INSTRUCTIONS FOR THE TASK »
In the records below, tally every line containing "Elytra". Report only the total.

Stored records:

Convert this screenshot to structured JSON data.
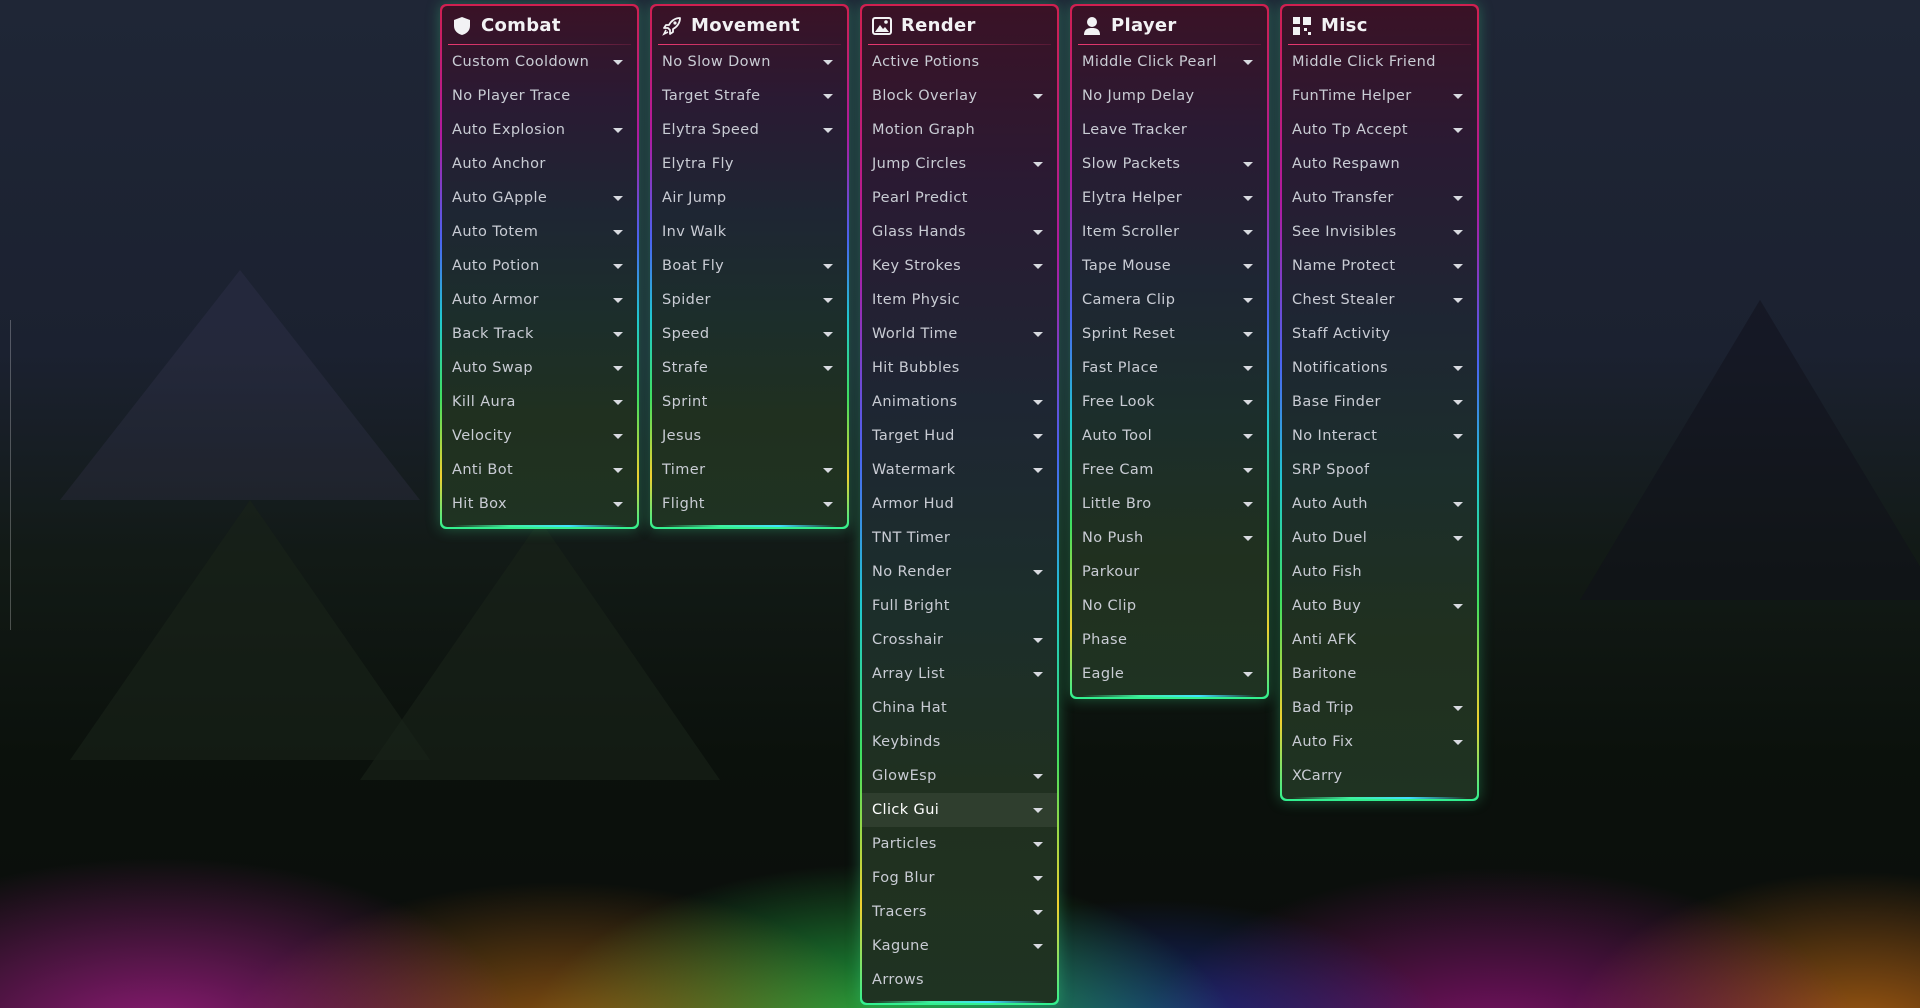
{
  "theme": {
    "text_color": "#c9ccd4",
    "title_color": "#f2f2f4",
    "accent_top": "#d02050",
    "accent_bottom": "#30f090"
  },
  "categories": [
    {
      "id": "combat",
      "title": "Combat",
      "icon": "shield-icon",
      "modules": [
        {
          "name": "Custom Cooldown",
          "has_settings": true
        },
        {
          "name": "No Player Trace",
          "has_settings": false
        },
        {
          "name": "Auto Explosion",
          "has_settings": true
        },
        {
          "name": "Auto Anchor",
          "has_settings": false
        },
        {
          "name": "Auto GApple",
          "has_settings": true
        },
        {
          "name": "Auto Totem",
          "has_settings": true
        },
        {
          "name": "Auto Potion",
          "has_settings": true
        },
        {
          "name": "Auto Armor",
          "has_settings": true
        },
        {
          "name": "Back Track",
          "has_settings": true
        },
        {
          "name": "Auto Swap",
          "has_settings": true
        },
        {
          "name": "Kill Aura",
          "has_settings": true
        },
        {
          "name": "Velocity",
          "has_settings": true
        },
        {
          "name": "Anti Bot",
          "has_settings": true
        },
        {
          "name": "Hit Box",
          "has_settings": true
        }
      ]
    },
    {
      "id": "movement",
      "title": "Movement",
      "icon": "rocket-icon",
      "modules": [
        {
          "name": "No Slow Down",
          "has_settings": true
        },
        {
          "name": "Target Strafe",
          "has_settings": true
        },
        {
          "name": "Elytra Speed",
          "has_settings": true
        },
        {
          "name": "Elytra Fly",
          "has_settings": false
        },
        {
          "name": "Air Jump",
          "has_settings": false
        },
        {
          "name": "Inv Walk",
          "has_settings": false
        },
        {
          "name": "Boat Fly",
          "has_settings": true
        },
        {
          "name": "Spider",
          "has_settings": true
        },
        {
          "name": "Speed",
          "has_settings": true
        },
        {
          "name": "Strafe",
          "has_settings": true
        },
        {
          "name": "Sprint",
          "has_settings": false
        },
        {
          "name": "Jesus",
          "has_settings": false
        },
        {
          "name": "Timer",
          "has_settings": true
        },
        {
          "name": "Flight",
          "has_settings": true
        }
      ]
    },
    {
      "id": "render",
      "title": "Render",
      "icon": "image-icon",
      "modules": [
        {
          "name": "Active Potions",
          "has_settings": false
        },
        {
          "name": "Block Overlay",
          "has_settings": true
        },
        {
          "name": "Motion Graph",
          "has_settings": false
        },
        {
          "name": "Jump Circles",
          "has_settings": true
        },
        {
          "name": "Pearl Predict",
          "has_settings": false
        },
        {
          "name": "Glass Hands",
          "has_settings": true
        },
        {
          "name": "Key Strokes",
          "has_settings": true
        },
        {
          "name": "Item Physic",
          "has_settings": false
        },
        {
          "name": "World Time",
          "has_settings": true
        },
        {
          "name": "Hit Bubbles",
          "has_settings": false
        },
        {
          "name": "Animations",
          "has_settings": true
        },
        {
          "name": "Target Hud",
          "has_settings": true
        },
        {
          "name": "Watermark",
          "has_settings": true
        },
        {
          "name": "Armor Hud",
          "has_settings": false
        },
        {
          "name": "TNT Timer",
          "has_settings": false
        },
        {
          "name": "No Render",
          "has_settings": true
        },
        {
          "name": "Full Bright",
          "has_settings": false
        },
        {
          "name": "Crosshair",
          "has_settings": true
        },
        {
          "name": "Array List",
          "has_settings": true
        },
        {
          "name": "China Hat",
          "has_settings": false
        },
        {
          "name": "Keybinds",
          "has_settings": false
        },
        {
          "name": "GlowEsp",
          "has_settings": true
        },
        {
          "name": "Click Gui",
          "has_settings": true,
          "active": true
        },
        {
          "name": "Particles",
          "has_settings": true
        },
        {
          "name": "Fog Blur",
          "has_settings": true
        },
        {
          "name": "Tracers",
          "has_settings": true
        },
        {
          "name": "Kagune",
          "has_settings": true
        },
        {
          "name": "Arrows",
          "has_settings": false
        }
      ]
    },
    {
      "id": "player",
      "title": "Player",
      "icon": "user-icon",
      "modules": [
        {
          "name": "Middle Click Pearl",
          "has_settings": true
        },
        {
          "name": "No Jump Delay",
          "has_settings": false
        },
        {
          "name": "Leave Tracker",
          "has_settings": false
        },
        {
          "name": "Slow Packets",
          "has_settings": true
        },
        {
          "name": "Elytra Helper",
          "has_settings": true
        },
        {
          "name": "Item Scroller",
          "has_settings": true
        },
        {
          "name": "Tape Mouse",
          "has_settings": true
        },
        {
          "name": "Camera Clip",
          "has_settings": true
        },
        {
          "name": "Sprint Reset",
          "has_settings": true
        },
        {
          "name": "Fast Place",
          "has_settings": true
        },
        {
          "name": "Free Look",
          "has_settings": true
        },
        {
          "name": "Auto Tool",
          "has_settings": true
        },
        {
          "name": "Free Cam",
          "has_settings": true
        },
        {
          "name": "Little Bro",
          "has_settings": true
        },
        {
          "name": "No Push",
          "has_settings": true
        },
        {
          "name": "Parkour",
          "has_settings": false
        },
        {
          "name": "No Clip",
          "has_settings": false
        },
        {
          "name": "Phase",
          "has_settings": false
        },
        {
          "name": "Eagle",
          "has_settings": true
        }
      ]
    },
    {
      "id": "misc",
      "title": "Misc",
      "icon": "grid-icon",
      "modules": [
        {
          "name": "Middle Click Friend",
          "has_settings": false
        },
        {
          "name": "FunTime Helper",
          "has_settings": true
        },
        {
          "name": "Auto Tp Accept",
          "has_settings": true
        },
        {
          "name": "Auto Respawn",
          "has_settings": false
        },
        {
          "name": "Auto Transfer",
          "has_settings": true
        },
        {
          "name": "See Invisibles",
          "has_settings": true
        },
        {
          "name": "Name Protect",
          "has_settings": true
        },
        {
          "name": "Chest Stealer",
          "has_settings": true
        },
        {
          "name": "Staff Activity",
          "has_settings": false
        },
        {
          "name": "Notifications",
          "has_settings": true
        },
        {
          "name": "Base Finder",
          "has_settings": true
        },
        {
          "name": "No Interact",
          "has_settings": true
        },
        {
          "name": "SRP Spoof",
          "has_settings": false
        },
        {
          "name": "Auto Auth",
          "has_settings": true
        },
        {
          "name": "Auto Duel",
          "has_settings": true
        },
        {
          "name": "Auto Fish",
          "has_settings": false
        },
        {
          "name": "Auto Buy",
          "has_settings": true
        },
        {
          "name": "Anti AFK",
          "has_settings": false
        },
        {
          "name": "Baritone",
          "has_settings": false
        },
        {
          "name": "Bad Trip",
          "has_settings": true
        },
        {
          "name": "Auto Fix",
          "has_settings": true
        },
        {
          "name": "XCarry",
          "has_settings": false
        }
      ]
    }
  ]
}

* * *

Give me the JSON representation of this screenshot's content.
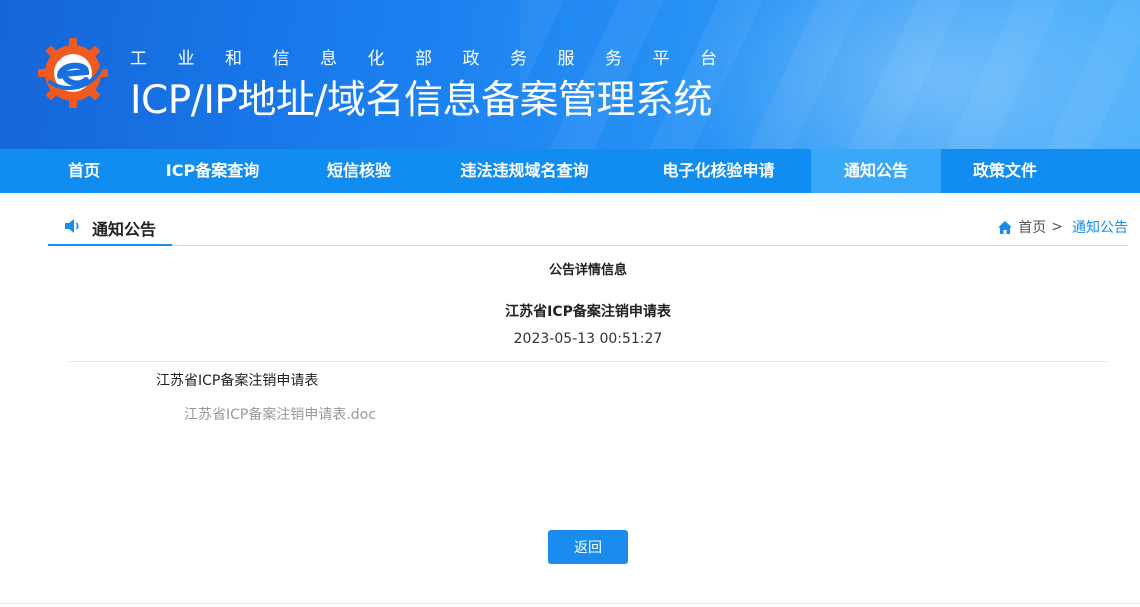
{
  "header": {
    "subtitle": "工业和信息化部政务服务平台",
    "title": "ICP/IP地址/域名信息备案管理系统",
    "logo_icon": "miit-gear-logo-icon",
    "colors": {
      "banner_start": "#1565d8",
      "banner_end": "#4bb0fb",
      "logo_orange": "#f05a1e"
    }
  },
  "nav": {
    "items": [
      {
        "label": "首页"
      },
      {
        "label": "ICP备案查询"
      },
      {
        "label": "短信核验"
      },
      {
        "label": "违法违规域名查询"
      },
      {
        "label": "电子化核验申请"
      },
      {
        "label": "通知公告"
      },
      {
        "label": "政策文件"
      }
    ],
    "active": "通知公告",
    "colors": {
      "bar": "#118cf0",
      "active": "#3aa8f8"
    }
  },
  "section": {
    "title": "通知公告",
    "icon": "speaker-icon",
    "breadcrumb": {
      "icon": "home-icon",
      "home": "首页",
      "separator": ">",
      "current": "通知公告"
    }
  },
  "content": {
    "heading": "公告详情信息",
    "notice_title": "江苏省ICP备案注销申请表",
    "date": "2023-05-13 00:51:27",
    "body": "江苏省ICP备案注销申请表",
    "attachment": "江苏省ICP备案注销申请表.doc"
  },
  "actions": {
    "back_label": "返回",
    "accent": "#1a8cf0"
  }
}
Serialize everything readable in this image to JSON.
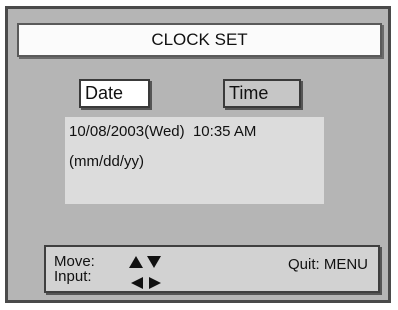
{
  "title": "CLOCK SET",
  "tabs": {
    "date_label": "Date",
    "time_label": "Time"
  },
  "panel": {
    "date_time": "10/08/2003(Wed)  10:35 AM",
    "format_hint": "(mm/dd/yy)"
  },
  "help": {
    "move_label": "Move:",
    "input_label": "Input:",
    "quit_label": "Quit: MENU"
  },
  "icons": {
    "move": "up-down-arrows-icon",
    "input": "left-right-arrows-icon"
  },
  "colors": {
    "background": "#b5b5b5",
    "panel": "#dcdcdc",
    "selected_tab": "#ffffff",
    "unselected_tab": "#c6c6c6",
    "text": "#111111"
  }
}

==

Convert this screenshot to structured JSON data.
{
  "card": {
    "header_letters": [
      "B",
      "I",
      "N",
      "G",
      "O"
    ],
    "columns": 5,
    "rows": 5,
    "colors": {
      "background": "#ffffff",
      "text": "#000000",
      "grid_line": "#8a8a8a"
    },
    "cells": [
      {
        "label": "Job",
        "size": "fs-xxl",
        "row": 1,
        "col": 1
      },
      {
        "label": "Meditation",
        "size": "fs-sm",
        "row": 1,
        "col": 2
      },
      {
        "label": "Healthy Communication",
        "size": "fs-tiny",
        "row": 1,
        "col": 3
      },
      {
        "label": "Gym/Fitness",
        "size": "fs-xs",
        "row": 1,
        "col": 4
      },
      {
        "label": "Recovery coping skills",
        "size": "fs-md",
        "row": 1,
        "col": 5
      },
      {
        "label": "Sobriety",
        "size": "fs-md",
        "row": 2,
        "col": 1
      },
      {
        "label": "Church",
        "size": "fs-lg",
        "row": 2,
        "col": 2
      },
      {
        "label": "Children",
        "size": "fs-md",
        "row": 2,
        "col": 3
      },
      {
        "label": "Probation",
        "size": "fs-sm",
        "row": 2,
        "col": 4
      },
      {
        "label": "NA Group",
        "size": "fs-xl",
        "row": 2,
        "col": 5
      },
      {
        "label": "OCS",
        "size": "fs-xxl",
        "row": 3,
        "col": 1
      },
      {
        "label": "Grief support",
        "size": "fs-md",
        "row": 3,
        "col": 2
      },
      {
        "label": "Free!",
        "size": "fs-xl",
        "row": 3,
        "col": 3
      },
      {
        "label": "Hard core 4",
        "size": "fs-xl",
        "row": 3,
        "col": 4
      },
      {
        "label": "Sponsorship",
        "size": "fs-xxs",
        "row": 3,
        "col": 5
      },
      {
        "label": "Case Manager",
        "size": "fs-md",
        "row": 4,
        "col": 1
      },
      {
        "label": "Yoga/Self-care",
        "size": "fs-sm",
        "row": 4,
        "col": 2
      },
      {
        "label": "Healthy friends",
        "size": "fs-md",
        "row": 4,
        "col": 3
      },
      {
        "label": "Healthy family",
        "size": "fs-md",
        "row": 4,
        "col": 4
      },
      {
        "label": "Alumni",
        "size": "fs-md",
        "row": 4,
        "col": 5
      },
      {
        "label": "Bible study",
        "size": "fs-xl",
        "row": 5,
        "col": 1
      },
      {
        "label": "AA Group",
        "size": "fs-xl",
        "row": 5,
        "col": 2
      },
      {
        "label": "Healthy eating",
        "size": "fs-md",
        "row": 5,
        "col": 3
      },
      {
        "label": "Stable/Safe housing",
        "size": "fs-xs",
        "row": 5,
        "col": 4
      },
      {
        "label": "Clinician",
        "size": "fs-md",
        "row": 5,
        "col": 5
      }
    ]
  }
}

WRITTEN SOLUTION »
3